PhD Thesis Defense: Yueh-Ching Teng

Friday, May 18, 2018, 10:00am

Rm. 102, Cummings Hall

“Design of CMOS front-end amplifier for electrical impedance applications”

Abstract

Electrical Impedance Tomography (EIT) is a medical imaging methodology that does not need any kind of ionizing radiation and is significantly cheaper and smaller than Computerized Tomography (CT) or Magnetic Resonance Imaging (MRI). These advantages make EIT particularly suitable for emerging applications like continuous medical imaging and telemonitoring of organ function.

Current bench-top EIT systems are bulky and require shielded cables to interface with measurement electrodes. The cable introduces parasitic capacitance which shunts desired signals and degrades the accuracy of measurements. An EIT system based on application-specific integrated circuits (ASICs) can reduce the parasitic and stray capacitance within the measurement circuits, thus improving the system bandwidth and the measured signal quality.

This thesis presents the design of integrated circuit instrumentation amplifiers and techniques that are suitable for broadband ASIC-based EIT systems. Basic specifications and the amplifier design challenges are reviewed and addressed. The instrumentation amplifier must amplify the voltage difference between a pair of electrodes, while rejecting the large common mode interference that appears within the bandwidth of interest. Also, the instrumentation amplifier must process a wide dynamic range of input signals without sacrificing the temporal resolution (frame rate) of the imaging system. This thesis work involves the introduction of novel circuit designs and techniques, needed to achieve the desired amplifier performance. The proposed work also includes theoretical analyses of the novel approaches, as well as measurement results of prototype CMOS integrated circuit instrumentation amplifiers.
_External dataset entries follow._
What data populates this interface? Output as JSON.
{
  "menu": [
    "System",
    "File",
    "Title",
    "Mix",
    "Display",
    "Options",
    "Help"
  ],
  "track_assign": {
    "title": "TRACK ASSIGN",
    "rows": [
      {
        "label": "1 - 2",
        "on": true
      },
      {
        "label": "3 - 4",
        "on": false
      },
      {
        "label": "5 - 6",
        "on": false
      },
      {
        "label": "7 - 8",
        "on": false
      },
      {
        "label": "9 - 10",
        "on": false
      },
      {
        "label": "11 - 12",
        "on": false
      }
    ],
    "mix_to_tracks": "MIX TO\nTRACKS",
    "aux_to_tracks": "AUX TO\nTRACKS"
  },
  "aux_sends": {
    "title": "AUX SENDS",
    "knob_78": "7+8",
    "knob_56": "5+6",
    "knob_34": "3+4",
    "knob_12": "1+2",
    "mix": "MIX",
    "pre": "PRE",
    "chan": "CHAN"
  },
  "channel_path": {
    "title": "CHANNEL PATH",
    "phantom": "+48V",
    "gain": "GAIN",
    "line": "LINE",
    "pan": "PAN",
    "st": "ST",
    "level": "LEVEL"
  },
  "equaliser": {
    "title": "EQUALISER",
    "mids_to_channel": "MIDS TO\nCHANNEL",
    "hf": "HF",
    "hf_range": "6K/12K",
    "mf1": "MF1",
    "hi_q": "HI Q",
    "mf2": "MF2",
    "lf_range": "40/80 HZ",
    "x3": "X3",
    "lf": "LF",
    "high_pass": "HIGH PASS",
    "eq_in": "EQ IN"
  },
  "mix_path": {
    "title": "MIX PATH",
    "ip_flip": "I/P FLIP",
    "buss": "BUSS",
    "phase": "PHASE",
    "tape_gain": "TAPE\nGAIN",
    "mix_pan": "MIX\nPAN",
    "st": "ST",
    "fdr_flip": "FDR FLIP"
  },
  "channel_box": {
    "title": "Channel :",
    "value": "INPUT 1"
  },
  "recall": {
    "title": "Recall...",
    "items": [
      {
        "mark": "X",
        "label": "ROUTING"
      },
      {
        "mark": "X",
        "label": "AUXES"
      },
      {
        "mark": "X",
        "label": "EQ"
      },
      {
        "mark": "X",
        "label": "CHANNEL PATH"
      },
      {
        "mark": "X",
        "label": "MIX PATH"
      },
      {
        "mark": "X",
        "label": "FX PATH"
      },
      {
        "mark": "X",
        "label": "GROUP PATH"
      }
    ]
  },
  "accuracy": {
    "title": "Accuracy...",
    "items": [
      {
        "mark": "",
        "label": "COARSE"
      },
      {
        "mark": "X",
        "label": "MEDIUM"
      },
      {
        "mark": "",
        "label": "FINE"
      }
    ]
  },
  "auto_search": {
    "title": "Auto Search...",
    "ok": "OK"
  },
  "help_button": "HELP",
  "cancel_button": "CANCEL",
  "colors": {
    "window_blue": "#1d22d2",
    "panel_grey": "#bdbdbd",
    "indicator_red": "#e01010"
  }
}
Thesis Committee

For more information, contact Daryl Laware at daryl.a.laware@dartmouth.edu.